*** Begin section ***

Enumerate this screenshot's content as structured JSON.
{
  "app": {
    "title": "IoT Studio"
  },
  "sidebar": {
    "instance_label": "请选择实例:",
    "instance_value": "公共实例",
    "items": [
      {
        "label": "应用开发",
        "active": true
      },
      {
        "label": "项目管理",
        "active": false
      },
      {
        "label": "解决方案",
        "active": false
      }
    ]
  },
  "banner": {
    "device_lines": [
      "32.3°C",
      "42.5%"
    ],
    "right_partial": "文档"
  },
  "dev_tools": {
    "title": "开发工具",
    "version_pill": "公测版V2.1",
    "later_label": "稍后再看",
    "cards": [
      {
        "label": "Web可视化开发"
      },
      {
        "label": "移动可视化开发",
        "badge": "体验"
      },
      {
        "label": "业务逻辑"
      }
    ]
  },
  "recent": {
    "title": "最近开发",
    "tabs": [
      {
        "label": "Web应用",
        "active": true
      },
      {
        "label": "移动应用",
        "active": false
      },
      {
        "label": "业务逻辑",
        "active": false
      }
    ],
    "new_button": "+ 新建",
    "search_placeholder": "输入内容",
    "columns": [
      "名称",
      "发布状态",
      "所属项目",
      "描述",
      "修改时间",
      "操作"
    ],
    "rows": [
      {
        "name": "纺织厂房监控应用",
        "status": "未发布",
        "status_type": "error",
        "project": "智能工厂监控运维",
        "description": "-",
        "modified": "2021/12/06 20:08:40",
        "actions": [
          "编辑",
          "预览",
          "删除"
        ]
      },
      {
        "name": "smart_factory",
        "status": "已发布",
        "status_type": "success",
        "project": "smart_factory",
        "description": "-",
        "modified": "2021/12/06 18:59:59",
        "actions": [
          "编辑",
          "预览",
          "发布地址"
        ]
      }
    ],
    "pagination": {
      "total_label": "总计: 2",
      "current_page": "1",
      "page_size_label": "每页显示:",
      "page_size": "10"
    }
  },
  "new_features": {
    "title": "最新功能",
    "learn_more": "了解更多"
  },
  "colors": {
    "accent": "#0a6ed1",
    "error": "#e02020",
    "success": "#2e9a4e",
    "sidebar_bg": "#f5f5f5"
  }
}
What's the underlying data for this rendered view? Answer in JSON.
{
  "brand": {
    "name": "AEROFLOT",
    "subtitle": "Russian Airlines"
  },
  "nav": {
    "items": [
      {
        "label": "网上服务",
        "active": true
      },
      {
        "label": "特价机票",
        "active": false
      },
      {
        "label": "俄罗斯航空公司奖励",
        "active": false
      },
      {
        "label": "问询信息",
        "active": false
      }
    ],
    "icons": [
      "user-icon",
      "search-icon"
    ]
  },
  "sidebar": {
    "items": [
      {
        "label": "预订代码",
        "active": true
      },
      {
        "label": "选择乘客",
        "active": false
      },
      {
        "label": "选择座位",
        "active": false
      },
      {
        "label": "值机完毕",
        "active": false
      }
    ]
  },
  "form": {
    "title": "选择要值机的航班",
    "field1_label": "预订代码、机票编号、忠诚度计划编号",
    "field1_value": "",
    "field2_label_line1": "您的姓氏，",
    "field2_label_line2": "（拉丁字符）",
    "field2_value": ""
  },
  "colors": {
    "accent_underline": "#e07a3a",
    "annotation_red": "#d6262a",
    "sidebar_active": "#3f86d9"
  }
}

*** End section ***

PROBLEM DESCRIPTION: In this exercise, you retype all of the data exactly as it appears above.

RESPONSE AREA:
Enumerate this screenshot's content as structured JSON.
{
  "app": {
    "title": "IoT Studio"
  },
  "sidebar": {
    "instance_label": "请选择实例:",
    "instance_value": "公共实例",
    "items": [
      {
        "label": "应用开发",
        "active": true
      },
      {
        "label": "项目管理",
        "active": false
      },
      {
        "label": "解决方案",
        "active": false
      }
    ]
  },
  "banner": {
    "device_lines": [
      "32.3°C",
      "42.5%"
    ],
    "right_partial": "文档"
  },
  "dev_tools": {
    "title": "开发工具",
    "version_pill": "公测版V2.1",
    "later_label": "稍后再看",
    "cards": [
      {
        "label": "Web可视化开发"
      },
      {
        "label": "移动可视化开发",
        "badge": "体验"
      },
      {
        "label": "业务逻辑"
      }
    ]
  },
  "recent": {
    "title": "最近开发",
    "tabs": [
      {
        "label": "Web应用",
        "active": true
      },
      {
        "label": "移动应用",
        "active": false
      },
      {
        "label": "业务逻辑",
        "active": false
      }
    ],
    "new_button": "+ 新建",
    "search_placeholder": "输入内容",
    "columns": [
      "名称",
      "发布状态",
      "所属项目",
      "描述",
      "修改时间",
      "操作"
    ],
    "rows": [
      {
        "name": "纺织厂房监控应用",
        "status": "未发布",
        "status_type": "error",
        "project": "智能工厂监控运维",
        "description": "-",
        "modified": "2021/12/06 20:08:40",
        "actions": [
          "编辑",
          "预览",
          "删除"
        ]
      },
      {
        "name": "smart_factory",
        "status": "已发布",
        "status_type": "success",
        "project": "smart_factory",
        "description": "-",
        "modified": "2021/12/06 18:59:59",
        "actions": [
          "编辑",
          "预览",
          "发布地址"
        ]
      }
    ],
    "pagination": {
      "total_label": "总计: 2",
      "current_page": "1",
      "page_size_label": "每页显示:",
      "page_size": "10"
    }
  },
  "new_features": {
    "title": "最新功能",
    "learn_more": "了解更多"
  },
  "colors": {
    "accent": "#0a6ed1",
    "error": "#e02020",
    "success": "#2e9a4e",
    "sidebar_bg": "#f5f5f5"
  }
}
What's the underlying data for this rendered view? Answer in JSON.
{
  "brand": {
    "name": "AEROFLOT",
    "subtitle": "Russian Airlines"
  },
  "nav": {
    "items": [
      {
        "label": "网上服务",
        "active": true
      },
      {
        "label": "特价机票",
        "active": false
      },
      {
        "label": "俄罗斯航空公司奖励",
        "active": false
      },
      {
        "label": "问询信息",
        "active": false
      }
    ],
    "icons": [
      "user-icon",
      "search-icon"
    ]
  },
  "sidebar": {
    "items": [
      {
        "label": "预订代码",
        "active": true
      },
      {
        "label": "选择乘客",
        "active": false
      },
      {
        "label": "选择座位",
        "active": false
      },
      {
        "label": "值机完毕",
        "active": false
      }
    ]
  },
  "form": {
    "title": "选择要值机的航班",
    "field1_label": "预订代码、机票编号、忠诚度计划编号",
    "field1_value": "",
    "field2_label_line1": "您的姓氏，",
    "field2_label_line2": "（拉丁字符）",
    "field2_value": ""
  },
  "colors": {
    "accent_underline": "#e07a3a",
    "annotation_red": "#d6262a",
    "sidebar_active": "#3f86d9"
  }
}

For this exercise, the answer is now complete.